*WHAT YOU NEED TO DO*. Pull every line that includes the word "text" out of the data below and copy it.

--------------------

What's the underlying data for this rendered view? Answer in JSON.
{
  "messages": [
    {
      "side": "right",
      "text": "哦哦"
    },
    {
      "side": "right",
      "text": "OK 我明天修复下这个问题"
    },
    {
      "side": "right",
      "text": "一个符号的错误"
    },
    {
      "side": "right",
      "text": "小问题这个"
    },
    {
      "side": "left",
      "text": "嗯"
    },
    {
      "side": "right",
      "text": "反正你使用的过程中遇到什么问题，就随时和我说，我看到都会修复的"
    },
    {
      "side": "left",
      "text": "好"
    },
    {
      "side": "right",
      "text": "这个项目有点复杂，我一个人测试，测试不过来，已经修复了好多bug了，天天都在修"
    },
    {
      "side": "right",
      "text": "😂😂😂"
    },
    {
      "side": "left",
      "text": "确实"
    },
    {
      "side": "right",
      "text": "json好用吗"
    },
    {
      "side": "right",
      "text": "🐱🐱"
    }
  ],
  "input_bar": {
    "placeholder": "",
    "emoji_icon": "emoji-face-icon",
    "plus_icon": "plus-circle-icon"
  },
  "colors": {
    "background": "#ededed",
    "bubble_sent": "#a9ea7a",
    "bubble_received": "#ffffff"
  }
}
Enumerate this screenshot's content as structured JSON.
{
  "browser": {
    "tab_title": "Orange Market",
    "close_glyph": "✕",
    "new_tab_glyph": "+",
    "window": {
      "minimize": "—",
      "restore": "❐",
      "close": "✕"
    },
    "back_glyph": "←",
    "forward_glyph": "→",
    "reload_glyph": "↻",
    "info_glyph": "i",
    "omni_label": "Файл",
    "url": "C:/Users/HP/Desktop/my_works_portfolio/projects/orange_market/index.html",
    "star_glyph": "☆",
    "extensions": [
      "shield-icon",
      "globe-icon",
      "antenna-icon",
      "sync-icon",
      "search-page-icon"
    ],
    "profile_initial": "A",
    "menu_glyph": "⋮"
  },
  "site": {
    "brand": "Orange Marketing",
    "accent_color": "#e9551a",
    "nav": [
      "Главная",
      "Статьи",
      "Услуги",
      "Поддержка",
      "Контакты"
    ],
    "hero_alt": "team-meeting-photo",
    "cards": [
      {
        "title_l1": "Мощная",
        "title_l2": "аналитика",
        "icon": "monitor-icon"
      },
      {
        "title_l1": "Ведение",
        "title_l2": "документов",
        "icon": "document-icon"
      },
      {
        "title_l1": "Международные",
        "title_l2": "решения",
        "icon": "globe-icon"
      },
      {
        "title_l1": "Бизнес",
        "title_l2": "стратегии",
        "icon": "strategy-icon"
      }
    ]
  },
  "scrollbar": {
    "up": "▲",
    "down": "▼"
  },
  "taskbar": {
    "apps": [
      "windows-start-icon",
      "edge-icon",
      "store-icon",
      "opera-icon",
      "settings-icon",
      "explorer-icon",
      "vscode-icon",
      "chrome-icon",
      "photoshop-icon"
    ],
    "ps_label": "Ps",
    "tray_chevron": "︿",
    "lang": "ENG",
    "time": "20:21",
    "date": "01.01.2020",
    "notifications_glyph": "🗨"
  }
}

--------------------

*SOLUTION TO THIS EXERCISE*.
      "text": "哦哦"
      "text": "OK 我明天修复下这个问题"
      "text": "一个符号的错误"
      "text": "小问题这个"
      "text": "嗯"
      "text": "反正你使用的过程中遇到什么问题，就随时和我说，我看到都会修复的"
      "text": "好"
      "text": "这个项目有点复杂，我一个人测试，测试不过来，已经修复了好多bug了，天天都在修"
      "text": "😂😂😂"
      "text": "确实"
      "text": "json好用吗"
      "text": "🐱🐱"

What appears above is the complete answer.